**Aim of the task:** Extract all of the entries and set them down verbatim.

**Saved data entries:**
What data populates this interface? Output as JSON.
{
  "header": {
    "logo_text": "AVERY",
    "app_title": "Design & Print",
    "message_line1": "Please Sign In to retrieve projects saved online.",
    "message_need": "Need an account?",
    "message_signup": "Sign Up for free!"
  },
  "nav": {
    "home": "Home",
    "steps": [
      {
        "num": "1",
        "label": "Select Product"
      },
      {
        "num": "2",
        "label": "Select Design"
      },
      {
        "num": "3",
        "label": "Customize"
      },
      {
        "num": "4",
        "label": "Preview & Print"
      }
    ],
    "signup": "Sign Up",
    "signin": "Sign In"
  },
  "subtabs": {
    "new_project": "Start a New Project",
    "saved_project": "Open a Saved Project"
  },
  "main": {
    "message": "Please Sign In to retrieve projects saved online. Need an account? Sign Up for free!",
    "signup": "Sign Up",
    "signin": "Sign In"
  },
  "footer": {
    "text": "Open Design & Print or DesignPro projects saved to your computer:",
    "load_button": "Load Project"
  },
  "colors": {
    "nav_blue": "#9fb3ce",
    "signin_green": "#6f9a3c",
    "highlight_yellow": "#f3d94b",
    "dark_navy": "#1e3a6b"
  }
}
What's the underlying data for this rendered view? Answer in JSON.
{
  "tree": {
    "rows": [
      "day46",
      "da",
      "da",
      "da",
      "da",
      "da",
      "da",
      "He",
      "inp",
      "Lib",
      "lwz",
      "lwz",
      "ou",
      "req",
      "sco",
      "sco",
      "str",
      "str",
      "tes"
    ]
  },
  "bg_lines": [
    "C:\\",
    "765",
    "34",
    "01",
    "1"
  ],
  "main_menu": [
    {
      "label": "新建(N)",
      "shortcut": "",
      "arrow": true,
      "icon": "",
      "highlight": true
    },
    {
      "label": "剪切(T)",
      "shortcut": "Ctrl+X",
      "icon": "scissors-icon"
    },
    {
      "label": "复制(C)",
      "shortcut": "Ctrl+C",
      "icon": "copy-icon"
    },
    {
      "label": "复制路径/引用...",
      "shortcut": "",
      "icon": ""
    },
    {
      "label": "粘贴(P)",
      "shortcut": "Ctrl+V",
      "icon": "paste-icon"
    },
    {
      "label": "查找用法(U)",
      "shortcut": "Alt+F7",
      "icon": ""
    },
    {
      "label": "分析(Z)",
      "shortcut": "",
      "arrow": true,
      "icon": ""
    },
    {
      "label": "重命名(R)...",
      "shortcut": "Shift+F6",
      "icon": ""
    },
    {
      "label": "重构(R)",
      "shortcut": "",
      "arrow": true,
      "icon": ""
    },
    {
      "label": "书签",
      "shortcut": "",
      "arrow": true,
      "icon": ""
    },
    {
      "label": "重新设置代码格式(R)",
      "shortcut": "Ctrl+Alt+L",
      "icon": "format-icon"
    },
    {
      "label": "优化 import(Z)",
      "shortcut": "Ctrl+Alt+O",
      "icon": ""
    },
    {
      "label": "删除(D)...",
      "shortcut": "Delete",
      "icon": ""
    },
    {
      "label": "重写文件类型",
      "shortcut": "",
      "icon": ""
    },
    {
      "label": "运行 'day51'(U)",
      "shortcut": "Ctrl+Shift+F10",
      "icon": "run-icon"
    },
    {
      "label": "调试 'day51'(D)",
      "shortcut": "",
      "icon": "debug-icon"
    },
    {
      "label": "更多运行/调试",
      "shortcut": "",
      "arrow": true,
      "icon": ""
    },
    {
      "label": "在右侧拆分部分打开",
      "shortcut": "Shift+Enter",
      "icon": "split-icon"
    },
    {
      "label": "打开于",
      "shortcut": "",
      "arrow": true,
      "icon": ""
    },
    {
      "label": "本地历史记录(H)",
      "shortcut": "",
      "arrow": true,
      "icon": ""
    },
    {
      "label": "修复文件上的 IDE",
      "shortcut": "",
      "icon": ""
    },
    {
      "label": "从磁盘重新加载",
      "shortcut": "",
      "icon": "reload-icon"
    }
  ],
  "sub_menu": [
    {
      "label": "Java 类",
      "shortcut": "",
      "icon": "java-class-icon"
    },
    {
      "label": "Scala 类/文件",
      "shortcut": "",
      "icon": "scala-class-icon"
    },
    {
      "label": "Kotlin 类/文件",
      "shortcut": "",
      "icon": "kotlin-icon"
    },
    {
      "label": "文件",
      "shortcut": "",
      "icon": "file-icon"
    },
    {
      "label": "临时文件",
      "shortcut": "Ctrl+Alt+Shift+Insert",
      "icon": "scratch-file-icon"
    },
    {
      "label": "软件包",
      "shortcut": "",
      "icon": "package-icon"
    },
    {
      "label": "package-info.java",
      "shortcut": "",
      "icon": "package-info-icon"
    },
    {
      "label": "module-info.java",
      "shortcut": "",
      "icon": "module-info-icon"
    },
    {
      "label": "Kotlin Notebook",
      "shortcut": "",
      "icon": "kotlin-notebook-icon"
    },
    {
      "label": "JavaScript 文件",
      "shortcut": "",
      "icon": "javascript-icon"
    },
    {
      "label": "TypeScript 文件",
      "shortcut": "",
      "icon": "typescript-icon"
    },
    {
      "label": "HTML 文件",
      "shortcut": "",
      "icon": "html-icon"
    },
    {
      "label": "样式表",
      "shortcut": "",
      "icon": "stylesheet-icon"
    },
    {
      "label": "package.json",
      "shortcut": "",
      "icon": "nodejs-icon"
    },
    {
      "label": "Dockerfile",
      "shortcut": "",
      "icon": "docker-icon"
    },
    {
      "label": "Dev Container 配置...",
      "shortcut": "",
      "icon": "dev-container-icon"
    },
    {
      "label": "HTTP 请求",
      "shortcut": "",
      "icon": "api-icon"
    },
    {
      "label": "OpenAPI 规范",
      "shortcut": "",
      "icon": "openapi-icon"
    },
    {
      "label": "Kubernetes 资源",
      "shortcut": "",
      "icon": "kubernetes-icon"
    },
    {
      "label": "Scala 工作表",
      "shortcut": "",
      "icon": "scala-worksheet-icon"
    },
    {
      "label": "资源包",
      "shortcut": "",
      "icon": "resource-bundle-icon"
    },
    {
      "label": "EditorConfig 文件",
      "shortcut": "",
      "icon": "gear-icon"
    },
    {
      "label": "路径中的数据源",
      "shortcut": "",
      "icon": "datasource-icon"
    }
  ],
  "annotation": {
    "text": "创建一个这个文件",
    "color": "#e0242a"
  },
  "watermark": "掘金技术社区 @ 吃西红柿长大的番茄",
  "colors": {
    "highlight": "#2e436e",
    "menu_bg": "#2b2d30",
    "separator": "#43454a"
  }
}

**Answer section:**
What data populates this interface? Output as JSON.
{
  "header": {
    "logo_text": "AVERY",
    "app_title": "Design & Print",
    "message_line1": "Please Sign In to retrieve projects saved online.",
    "message_need": "Need an account?",
    "message_signup": "Sign Up for free!"
  },
  "nav": {
    "home": "Home",
    "steps": [
      {
        "num": "1",
        "label": "Select Product"
      },
      {
        "num": "2",
        "label": "Select Design"
      },
      {
        "num": "3",
        "label": "Customize"
      },
      {
        "num": "4",
        "label": "Preview & Print"
      }
    ],
    "signup": "Sign Up",
    "signin": "Sign In"
  },
  "subtabs": {
    "new_project": "Start a New Project",
    "saved_project": "Open a Saved Project"
  },
  "main": {
    "message": "Please Sign In to retrieve projects saved online. Need an account? Sign Up for free!",
    "signup": "Sign Up",
    "signin": "Sign In"
  },
  "footer": {
    "text": "Open Design & Print or DesignPro projects saved to your computer:",
    "load_button": "Load Project"
  },
  "colors": {
    "nav_blue": "#9fb3ce",
    "signin_green": "#6f9a3c",
    "highlight_yellow": "#f3d94b",
    "dark_navy": "#1e3a6b"
  }
}
What's the underlying data for this rendered view? Answer in JSON.
{
  "tree": {
    "rows": [
      "day46",
      "da",
      "da",
      "da",
      "da",
      "da",
      "da",
      "He",
      "inp",
      "Lib",
      "lwz",
      "lwz",
      "ou",
      "req",
      "sco",
      "sco",
      "str",
      "str",
      "tes"
    ]
  },
  "bg_lines": [
    "C:\\",
    "765",
    "34",
    "01",
    "1"
  ],
  "main_menu": [
    {
      "label": "新建(N)",
      "shortcut": "",
      "arrow": true,
      "icon": "",
      "highlight": true
    },
    {
      "label": "剪切(T)",
      "shortcut": "Ctrl+X",
      "icon": "scissors-icon"
    },
    {
      "label": "复制(C)",
      "shortcut": "Ctrl+C",
      "icon": "copy-icon"
    },
    {
      "label": "复制路径/引用...",
      "shortcut": "",
      "icon": ""
    },
    {
      "label": "粘贴(P)",
      "shortcut": "Ctrl+V",
      "icon": "paste-icon"
    },
    {
      "label": "查找用法(U)",
      "shortcut": "Alt+F7",
      "icon": ""
    },
    {
      "label": "分析(Z)",
      "shortcut": "",
      "arrow": true,
      "icon": ""
    },
    {
      "label": "重命名(R)...",
      "shortcut": "Shift+F6",
      "icon": ""
    },
    {
      "label": "重构(R)",
      "shortcut": "",
      "arrow": true,
      "icon": ""
    },
    {
      "label": "书签",
      "shortcut": "",
      "arrow": true,
      "icon": ""
    },
    {
      "label": "重新设置代码格式(R)",
      "shortcut": "Ctrl+Alt+L",
      "icon": "format-icon"
    },
    {
      "label": "优化 import(Z)",
      "shortcut": "Ctrl+Alt+O",
      "icon": ""
    },
    {
      "label": "删除(D)...",
      "shortcut": "Delete",
      "icon": ""
    },
    {
      "label": "重写文件类型",
      "shortcut": "",
      "icon": ""
    },
    {
      "label": "运行 'day51'(U)",
      "shortcut": "Ctrl+Shift+F10",
      "icon": "run-icon"
    },
    {
      "label": "调试 'day51'(D)",
      "shortcut": "",
      "icon": "debug-icon"
    },
    {
      "label": "更多运行/调试",
      "shortcut": "",
      "arrow": true,
      "icon": ""
    },
    {
      "label": "在右侧拆分部分打开",
      "shortcut": "Shift+Enter",
      "icon": "split-icon"
    },
    {
      "label": "打开于",
      "shortcut": "",
      "arrow": true,
      "icon": ""
    },
    {
      "label": "本地历史记录(H)",
      "shortcut": "",
      "arrow": true,
      "icon": ""
    },
    {
      "label": "修复文件上的 IDE",
      "shortcut": "",
      "icon": ""
    },
    {
      "label": "从磁盘重新加载",
      "shortcut": "",
      "icon": "reload-icon"
    }
  ],
  "sub_menu": [
    {
      "label": "Java 类",
      "shortcut": "",
      "icon": "java-class-icon"
    },
    {
      "label": "Scala 类/文件",
      "shortcut": "",
      "icon": "scala-class-icon"
    },
    {
      "label": "Kotlin 类/文件",
      "shortcut": "",
      "icon": "kotlin-icon"
    },
    {
      "label": "文件",
      "shortcut": "",
      "icon": "file-icon"
    },
    {
      "label": "临时文件",
      "shortcut": "Ctrl+Alt+Shift+Insert",
      "icon": "scratch-file-icon"
    },
    {
      "label": "软件包",
      "shortcut": "",
      "icon": "package-icon"
    },
    {
      "label": "package-info.java",
      "shortcut": "",
      "icon": "package-info-icon"
    },
    {
      "label": "module-info.java",
      "shortcut": "",
      "icon": "module-info-icon"
    },
    {
      "label": "Kotlin Notebook",
      "shortcut": "",
      "icon": "kotlin-notebook-icon"
    },
    {
      "label": "JavaScript 文件",
      "shortcut": "",
      "icon": "javascript-icon"
    },
    {
      "label": "TypeScript 文件",
      "shortcut": "",
      "icon": "typescript-icon"
    },
    {
      "label": "HTML 文件",
      "shortcut": "",
      "icon": "html-icon"
    },
    {
      "label": "样式表",
      "shortcut": "",
      "icon": "stylesheet-icon"
    },
    {
      "label": "package.json",
      "shortcut": "",
      "icon": "nodejs-icon"
    },
    {
      "label": "Dockerfile",
      "shortcut": "",
      "icon": "docker-icon"
    },
    {
      "label": "Dev Container 配置...",
      "shortcut": "",
      "icon": "dev-container-icon"
    },
    {
      "label": "HTTP 请求",
      "shortcut": "",
      "icon": "api-icon"
    },
    {
      "label": "OpenAPI 规范",
      "shortcut": "",
      "icon": "openapi-icon"
    },
    {
      "label": "Kubernetes 资源",
      "shortcut": "",
      "icon": "kubernetes-icon"
    },
    {
      "label": "Scala 工作表",
      "shortcut": "",
      "icon": "scala-worksheet-icon"
    },
    {
      "label": "资源包",
      "shortcut": "",
      "icon": "resource-bundle-icon"
    },
    {
      "label": "EditorConfig 文件",
      "shortcut": "",
      "icon": "gear-icon"
    },
    {
      "label": "路径中的数据源",
      "shortcut": "",
      "icon": "datasource-icon"
    }
  ],
  "annotation": {
    "text": "创建一个这个文件",
    "color": "#e0242a"
  },
  "watermark": "掘金技术社区 @ 吃西红柿长大的番茄",
  "colors": {
    "highlight": "#2e436e",
    "menu_bg": "#2b2d30",
    "separator": "#43454a"
  }
}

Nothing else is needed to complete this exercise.